All of the official parties, and the media, are committed to the US-military alliance and to American imperialism’s advanced preparations for war with China, which WikiLeaks has done much to expose.
The attitude towards Assange, among millions of workers, students and young people is the polar opposite. They view him as a hero, who is being ruthlessly attacked for revealing them the truth.
I will cite two examples. Last year, a worker in Brisbane initiated a petition, calling on the Australian government to secure Assange’s return to Australia, with a guarantee against extradition to the US. In early April, it had roughly 35,000 signatures. Within a week of Assange’s arrest, that number had grown to 110,000.
And late last month, WikiLeaks supporter Somerset Bean started a crowdfunding project, to plaster Australia with posters calling for Assange to be brought home. The initial target was $5,000. It was reached within hours. A subsequent target of $10,000 was also rapidly surpassed. Most of the donations are by ordinary people, chipping in small amounts of their money.

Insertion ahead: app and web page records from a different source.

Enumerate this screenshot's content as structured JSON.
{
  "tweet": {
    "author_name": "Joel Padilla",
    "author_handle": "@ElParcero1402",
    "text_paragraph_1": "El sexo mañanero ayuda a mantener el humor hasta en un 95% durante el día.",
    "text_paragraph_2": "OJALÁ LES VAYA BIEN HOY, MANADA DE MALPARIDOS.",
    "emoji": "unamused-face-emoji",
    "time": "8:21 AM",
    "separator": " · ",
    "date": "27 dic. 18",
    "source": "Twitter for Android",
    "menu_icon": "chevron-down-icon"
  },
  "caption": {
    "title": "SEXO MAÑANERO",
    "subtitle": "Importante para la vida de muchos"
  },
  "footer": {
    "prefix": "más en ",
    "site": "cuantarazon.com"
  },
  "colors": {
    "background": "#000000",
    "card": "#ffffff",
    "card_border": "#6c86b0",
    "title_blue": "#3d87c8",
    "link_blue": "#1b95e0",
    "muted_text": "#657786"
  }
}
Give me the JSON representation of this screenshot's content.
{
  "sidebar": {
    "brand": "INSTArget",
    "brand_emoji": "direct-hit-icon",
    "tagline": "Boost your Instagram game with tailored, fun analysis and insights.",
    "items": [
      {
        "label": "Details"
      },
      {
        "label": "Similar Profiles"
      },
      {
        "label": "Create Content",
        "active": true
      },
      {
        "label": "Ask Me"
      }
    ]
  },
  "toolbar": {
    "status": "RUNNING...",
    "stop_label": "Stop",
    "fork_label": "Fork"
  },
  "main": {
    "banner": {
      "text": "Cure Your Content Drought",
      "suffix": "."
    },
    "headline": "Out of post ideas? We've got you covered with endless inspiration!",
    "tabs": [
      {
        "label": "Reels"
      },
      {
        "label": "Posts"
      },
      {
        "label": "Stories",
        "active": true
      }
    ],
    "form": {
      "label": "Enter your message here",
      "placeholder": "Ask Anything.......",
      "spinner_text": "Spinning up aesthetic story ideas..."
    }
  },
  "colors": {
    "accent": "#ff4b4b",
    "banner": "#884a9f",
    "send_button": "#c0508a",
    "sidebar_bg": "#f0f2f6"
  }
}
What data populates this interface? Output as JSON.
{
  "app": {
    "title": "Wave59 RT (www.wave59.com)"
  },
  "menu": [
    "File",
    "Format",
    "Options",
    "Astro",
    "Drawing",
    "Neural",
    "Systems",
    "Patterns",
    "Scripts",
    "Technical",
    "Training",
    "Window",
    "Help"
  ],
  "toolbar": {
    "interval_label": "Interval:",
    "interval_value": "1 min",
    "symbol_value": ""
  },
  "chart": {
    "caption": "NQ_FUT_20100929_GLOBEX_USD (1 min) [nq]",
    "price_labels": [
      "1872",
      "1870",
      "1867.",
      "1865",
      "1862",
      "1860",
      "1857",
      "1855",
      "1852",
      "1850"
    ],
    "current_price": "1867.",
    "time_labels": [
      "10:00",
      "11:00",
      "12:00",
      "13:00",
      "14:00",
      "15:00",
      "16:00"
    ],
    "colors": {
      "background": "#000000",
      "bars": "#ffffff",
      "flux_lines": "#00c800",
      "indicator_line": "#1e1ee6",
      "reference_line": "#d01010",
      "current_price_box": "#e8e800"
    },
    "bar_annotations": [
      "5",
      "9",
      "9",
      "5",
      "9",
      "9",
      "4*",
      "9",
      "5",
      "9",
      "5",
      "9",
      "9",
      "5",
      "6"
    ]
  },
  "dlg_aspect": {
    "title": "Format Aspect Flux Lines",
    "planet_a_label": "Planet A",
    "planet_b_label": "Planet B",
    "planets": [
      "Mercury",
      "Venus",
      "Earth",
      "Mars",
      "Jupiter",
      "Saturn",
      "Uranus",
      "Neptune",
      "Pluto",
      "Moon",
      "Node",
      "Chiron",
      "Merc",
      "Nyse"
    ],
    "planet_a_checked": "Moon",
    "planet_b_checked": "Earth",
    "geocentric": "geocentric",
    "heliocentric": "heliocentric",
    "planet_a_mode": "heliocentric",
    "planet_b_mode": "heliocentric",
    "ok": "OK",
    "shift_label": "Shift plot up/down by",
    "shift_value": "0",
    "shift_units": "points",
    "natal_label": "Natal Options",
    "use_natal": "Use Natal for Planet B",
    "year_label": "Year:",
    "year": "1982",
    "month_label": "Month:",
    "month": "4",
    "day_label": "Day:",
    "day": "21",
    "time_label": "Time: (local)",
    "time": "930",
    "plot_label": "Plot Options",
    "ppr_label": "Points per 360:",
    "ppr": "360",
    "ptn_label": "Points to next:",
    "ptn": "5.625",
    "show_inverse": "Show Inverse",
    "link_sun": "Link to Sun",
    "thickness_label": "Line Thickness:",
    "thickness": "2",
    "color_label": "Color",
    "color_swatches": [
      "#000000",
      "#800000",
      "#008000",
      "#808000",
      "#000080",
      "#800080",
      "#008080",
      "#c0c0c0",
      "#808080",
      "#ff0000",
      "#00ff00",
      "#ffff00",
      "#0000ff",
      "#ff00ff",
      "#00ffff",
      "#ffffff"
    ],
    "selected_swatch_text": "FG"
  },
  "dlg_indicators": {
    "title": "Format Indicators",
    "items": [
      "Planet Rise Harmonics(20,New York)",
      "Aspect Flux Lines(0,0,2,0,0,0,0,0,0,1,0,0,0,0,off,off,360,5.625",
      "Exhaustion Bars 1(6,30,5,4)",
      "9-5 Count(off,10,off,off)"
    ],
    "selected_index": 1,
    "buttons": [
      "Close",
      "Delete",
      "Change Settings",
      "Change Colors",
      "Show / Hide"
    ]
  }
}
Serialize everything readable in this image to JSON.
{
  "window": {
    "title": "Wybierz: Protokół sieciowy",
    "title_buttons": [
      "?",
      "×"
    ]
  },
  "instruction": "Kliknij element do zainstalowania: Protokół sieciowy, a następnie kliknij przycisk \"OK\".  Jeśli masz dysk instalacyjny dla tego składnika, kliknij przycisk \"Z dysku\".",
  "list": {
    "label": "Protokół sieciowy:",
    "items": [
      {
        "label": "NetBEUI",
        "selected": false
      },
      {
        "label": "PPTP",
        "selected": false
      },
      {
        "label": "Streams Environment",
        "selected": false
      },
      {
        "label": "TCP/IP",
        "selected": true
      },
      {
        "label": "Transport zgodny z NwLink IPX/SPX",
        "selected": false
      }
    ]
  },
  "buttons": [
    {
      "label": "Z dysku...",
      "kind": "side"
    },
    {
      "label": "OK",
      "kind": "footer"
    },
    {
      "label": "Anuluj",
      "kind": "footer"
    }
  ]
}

Over the past 18 months, the SEP in Australia has held a series of protests, demanding the Australian government intervene to secure Assange’s freedom. We have been very proud that they have been addressed not only by our national secretary James Cogan, but by world-renowned fighters for civil liberties, including John Pilger, Consortium News editor-in-chief Joe Lauria and Professor Stuart Rees.
These events have evoked a powerful response from workers, students and young people. We have stressed that we are not issuing a plaintive appeal to the Australian government, or to any of the official parties. Their participation in the attacks on Assange demonstrate that they are enemies of democratic rights and of the working class.
We have explained that an Australian government will only fulfil its obligations to Assange if it is forced to do so by a mass movement from below. Amid a resurgence of the class struggle, and immense support for the WikiLeaks founder, the objective basis for such a movement exists. It is our task, in collaboration with our comrades in the International Committee of the Fourth International and all supporters of democratic rights, to build it.
Authorised by James Cogan for the Socialist Equality Party, Suite 906, 185 Elizabeth Street, Sydney, NSW, 2000.